How fit you need to be to travel depends on the type of trip you want to take. Here's a broad look at three styles of group travel and what they mean in terms of activity.
- Coach tours: On an average coach tour day you'll be off the bus and covering about 1-2km on foot in total. If you have mobility issues, it's best to discuss the trip you want with the tour company before departing to ensure that it's right for you.
- Companies like Road Scholar that cater to people 55+ allow you to filter trips based on activity level.
- Cruises: River cruise companies typically have more than one group departing to explore a landing city. You can choose the group that fits your level of fitness.
- Cruises give you the option of taking a day off and staying on the ship.
- Active trips: these will usually include hiking or cycling. Some trips include other sports like kayaking, spelunking or whatever else the trip designers come up with.
- Tour companies offering active trips will usually rate the trips so that you have an idea of the intensity of the activity. For example, Explore Worldwide rates their walking trips as easy, easy to moderate, moderate, moderate to challenging, challenging, and challenging to tough.
How to Get in Shape to Travel
I don't think I'm unusual in that I consider myself younger and more fit than I really am. Who wants to live with notions of limits over themselves? Consequently, I usually want to take a trip that is a bit beyond my fitness level. That's where training for travel comes in.
While I'm always pretty active, living the Younger Next Year credo, the year I did both a walking tour (4 days walking 17-20 km/day) and a cycling tour (covering 100 km in 2 days) within a month motivated me to train more than ever.
Here was my schedule designed to increase my fitness level, including strength, cardio, and flexibility, to prepare for the walking and they cycling trips:
- Monday – 4 km intense walk in the morning. Stretch.
- Tuesday – gym workout with trainer in the morning. Longer, less intense walk in the evening. Stretch.
- Wednesday – morning cycle, about 20 km. Yoga.
- Thursday – 4 km intense walk. Stretch.
- Friday – gym workout with trainer. Stretch
- Saturday – 6 km leisurely walk. Stretch.
- Sunday – long bike ride. Last week I did 42 km. Yoga.
Naturally, I had to build up my endurance to reach the point of covering 50 km per day by bike and 18 km per day walking.

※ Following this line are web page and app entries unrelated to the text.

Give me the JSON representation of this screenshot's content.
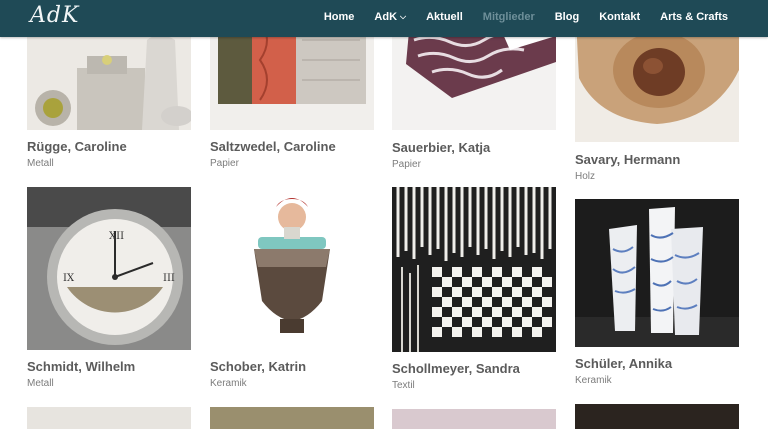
{
  "header": {
    "logo": "AdK",
    "nav": [
      {
        "label": "Home"
      },
      {
        "label": "AdK"
      },
      {
        "label": "Aktuell"
      },
      {
        "label": "Mitglieder"
      },
      {
        "label": "Blog"
      },
      {
        "label": "Kontakt"
      },
      {
        "label": "Arts & Crafts"
      }
    ]
  },
  "members": [
    {
      "name": "Rügge, Caroline",
      "category": "Metall"
    },
    {
      "name": "Saltzwedel, Caroline",
      "category": "Papier"
    },
    {
      "name": "Sauerbier, Katja",
      "category": "Papier"
    },
    {
      "name": "Savary, Hermann",
      "category": "Holz"
    },
    {
      "name": "Schmidt, Wilhelm",
      "category": "Metall"
    },
    {
      "name": "Schober, Katrin",
      "category": "Keramik"
    },
    {
      "name": "Schollmeyer, Sandra",
      "category": "Textil"
    },
    {
      "name": "Schüler, Annika",
      "category": "Keramik"
    }
  ]
}
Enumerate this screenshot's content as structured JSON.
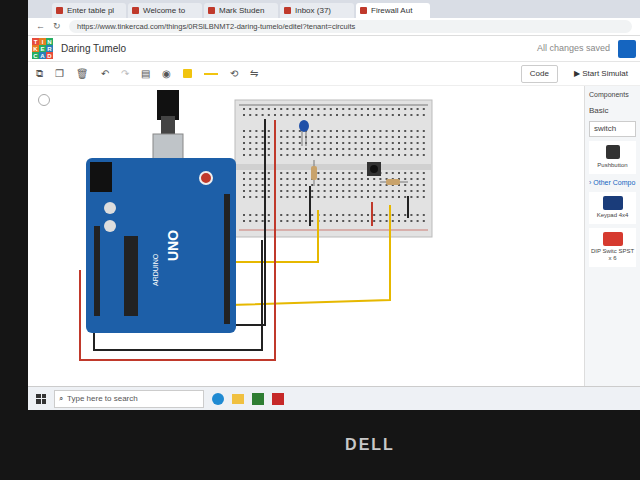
{
  "browser": {
    "tabs": [
      {
        "label": "Enter table pl",
        "selected": false
      },
      {
        "label": "Welcome to",
        "selected": false
      },
      {
        "label": "Mark Studen",
        "selected": false
      },
      {
        "label": "Inbox (37)",
        "selected": false
      },
      {
        "label": "Firewall Aut",
        "selected": true
      }
    ],
    "url": "https://www.tinkercad.com/things/0RSlLBNMT2-daring-tumelo/editel?tenant=circuits"
  },
  "app": {
    "logo": [
      "TIN",
      "KER",
      "CAD"
    ],
    "title": "Daring Tumelo",
    "status": "All changes saved",
    "code_button": "Code",
    "simulate_button": "Start Simulat"
  },
  "components_panel": {
    "title": "Components",
    "category": "Basic",
    "search": "switch",
    "items": [
      {
        "label": "Pushbutton"
      }
    ],
    "section": "Other Compo",
    "other_items": [
      {
        "label": "Keypad 4x4"
      },
      {
        "label": "DIP Switc SPST x 6"
      }
    ]
  },
  "board": {
    "name": "ARDUINO",
    "model": "UNO"
  },
  "taskbar": {
    "search_placeholder": "Type here to search"
  },
  "laptop": {
    "brand": "DELL"
  }
}
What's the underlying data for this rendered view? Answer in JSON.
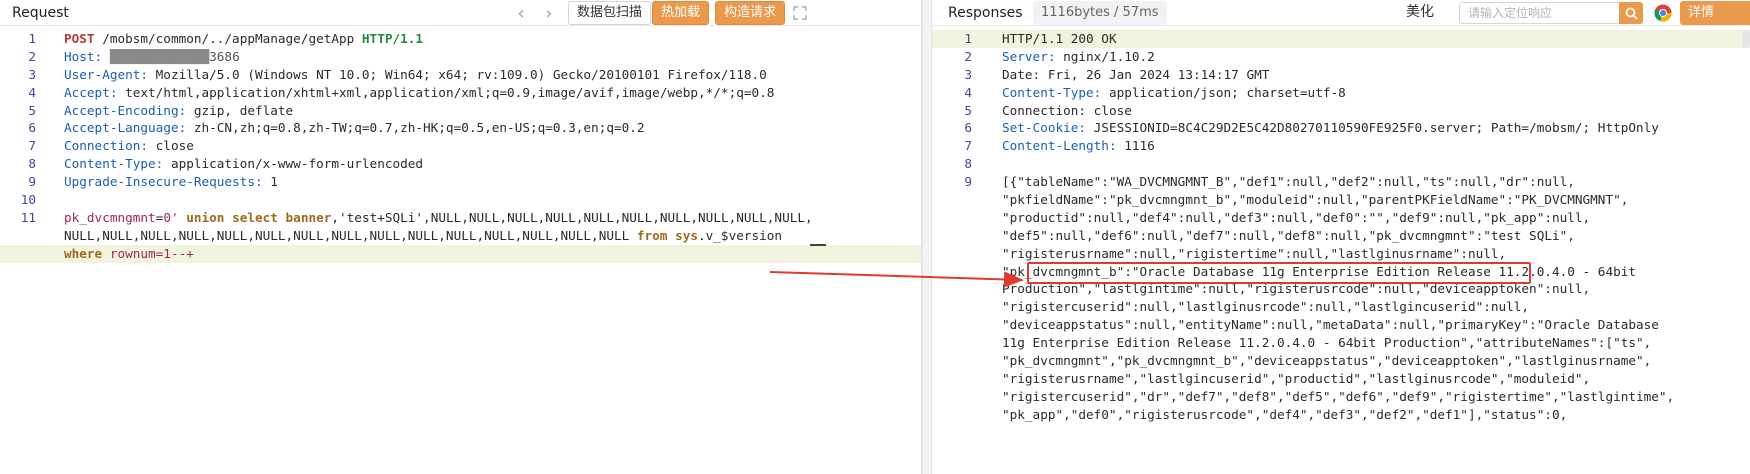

The training that you will want to do for your demanding trip will be quite different than above. What's important is that it reflects the type of trip you're taking. I did a lot of walking, cycling, and stretching. Because the terrain of both trips was pretty flat, I didn't include hills in my training. Your trip may be more intense and hill training may be important. Just as if your demanding trip is more about getting off the couch for short jaunts, you may have to do short walks and more stairs, possibly taking them two at a time given that bus steps tend to be higher than a typical staircase.
Confession: While the routine above was perfect for my goals, I have to confess that I have returned to a less intense exercise regime.
Apps and Resources for Travel Fitness
I have a TomTom Spark 3 but TomTom is no longer focusing on their watches so I'm recommending a FitBit. I know many people who have them and they're great. There are also dozens of fitness apps on the market for you to consider.
- Strava. Fitbit will connect with the Strava app which adds a social component to the mix. I follow my sister and a few other family members. We can see when we each do a workout and give kudos.
- FitnessPal. This app connects to your Fitbit watch to track your activity and includes calorie and nutrition tracking as well.
- The Virtual Pace Series – Choose your event, run/walk/bike/jog or treadmill at your pace. Log your results and receive your medal. Each registration receives a custom bib and medal.
- Map My Run – Create and discover new routes wherever you are. Save your favorites for the next time you're ready to run.